The Basics of Lifestyle

Lifestyle refers to all aspects of living, from pursuit of personal interests to fashion choices. It also includes social fulfillment and status within the community, workplace, family, and culture. Social status includes physical appearance, how you are viewed by others, and your attitude towards your status. There are many facets to a person’s lifestyle, and this article will explore the basics of this concept and explain the various factors that contribute to it.

Weber’s sociological definition of lifestyle

Lifestyle is a social concept that is defined by Max Weber, a prominent sociological theorist. According to his work, lifestyles are those which people choose to lead and the opportunities that they have to improve their quality of life. Lifestyles are often connected to status and class.

According to Weber, lifestyles are defined by class and socio-economic status. Wealth and its related values are a key aspect of this definition.

Polaroid’s immediacy

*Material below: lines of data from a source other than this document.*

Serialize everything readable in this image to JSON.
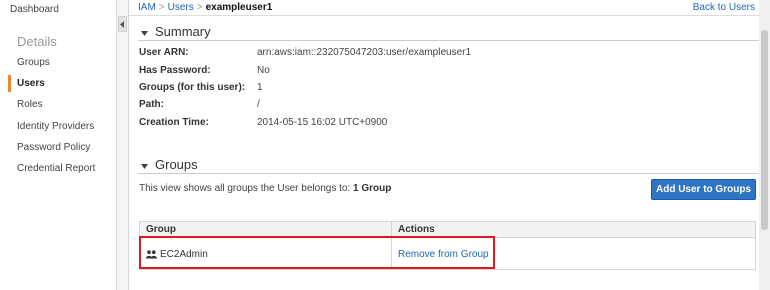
{
  "sidebar": {
    "dashboard_label": "Dashboard",
    "details_heading": "Details",
    "items": [
      {
        "label": "Groups"
      },
      {
        "label": "Users"
      },
      {
        "label": "Roles"
      },
      {
        "label": "Identity Providers"
      },
      {
        "label": "Password Policy"
      },
      {
        "label": "Credential Report"
      }
    ],
    "active_color": "#e88a2f"
  },
  "breadcrumb": {
    "root": "IAM",
    "section": "Users",
    "current": "exampleuser1",
    "separator": ">"
  },
  "header": {
    "back_link": "Back to Users"
  },
  "summary": {
    "title": "Summary",
    "properties": [
      {
        "label": "User ARN:",
        "value": "arn:aws:iam::232075047203:user/exampleuser1"
      },
      {
        "label": "Has Password:",
        "value": "No"
      },
      {
        "label": "Groups (for this user):",
        "value": "1"
      },
      {
        "label": "Path:",
        "value": "/"
      },
      {
        "label": "Creation Time:",
        "value": "2014-05-15 16:02 UTC+0900"
      }
    ]
  },
  "groups": {
    "title": "Groups",
    "note_prefix": "This view shows all groups the User belongs to:",
    "note_count": "1 Group",
    "add_button": "Add User to Groups",
    "table": {
      "headers": {
        "group": "Group",
        "actions": "Actions"
      },
      "rows": [
        {
          "group": "EC2Admin",
          "action": "Remove from Group",
          "icon": "users-icon"
        }
      ]
    }
  },
  "colors": {
    "link": "#1f66b3",
    "primary_button": "#2e75c4",
    "highlight_box": "#e0191f"
  }
}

Unlike digital cameras, Polaroid allows photographers to capture moments instantly. This quality is ideal for photographers seeking to capture the raw truth. Many young artists have embraced the medium as an essential part of their personal style. Artists such as Dash Snow, who died of a drug overdose in 1980, left behind a vast archive of Polaroids documenting his wayward existence as a Lower East Side hipster. Others, such as Mike Brodie, have chronicled the lives of America’s itinerant homeless. Similarly, photographer Jamie Livingstone, who took a Polaroid every day until his death in 2004, has documented the life of the itinerant homeless in England.

The brand has also benefited from a trend known as nostalgia marketing. Gen X and millennials long for the tangible experience of products like Polaroid. Gen Z, meanwhile, wants experiences that are not based on data. For instance, 69% of Gen Z respondents said they would rather have a real experience instead of a virtual one. As a result, nostalgia branding is spreading from Polaroid to other products, such as vinyl records and vintage games. Other products incorporating nostalgia branding are limited edition versions of old food products.

Body mass index

Body mass index (BMI) is a measure of an individual’s weight and fat content. It has long been controversial and debatable among experts, and some criticize the measure as an inaccurate catchall for health risks and nutritional status. Furthermore, it has long been perceived as racially discriminatory and unfairly penalizes people of color.

BMI is a useful starting point to monitor health, but it should not be the sole criterion for determining a person’s weight. The BMI can help determine if a person is overweight or obese and predict their risk for disease and disability.


Diet and lifestyle play a vital role in disease prevention and management. According to the World Health Organization, dietary factors affect the risk of various diseases. The organisation recommends a balanced diet, avoiding unhealthy fats and increasing the intake of unsaturated fats. In addition, the organization advises limiting salt and alcohol consumption.

The FFQ and other food-behaviour questions were used to develop diet quality indices. The indices measure an individual’s intake of vegetables, fruits, cereal, and protein. The scores range from 0 to 130. The dietary quality index also includes other factors, such as the quantity and variety of fruits and vegetables consumed, the presence of saturated fat and added sugars in the diet, and the amount of water consumed.

Social status

Socioeconomic factors, such as social status and lifestyle, have been linked to health outcomes. Specifically, a higher socioeconomic status is associated with better housing conditions. The study participants were classified according to their SSI quintiles, from the poorest to the richest. Researchers used logistic regression to examine the associations between socioeconomic status and health outcomes.

Social status is a form of honor and community that a person can acquire by the style of their life. This idea was adopted by Elias, who provided a dynamic view of social status, arguing that status order was constantly in flux.


Students’ study lifestyle is influenced by several factors. The amount of social media they use, the noise level of the surroundings, and the use of modern technology can all impact the amount of concentration required to complete an academic task. However, different study styles are favored by different people. A recent study found that different participants found the same information useful but experienced varying levels of success.

In the study, students identified internet websites and social media platforms as their primary sources of lifestyle health information. Although, they described the process differently, they all reported that they actively sought the information. Most often, they visited the first few websites that appeared in Google search results. Others visited government-based websites and blogs. Some even searched for health-related information on YouTube.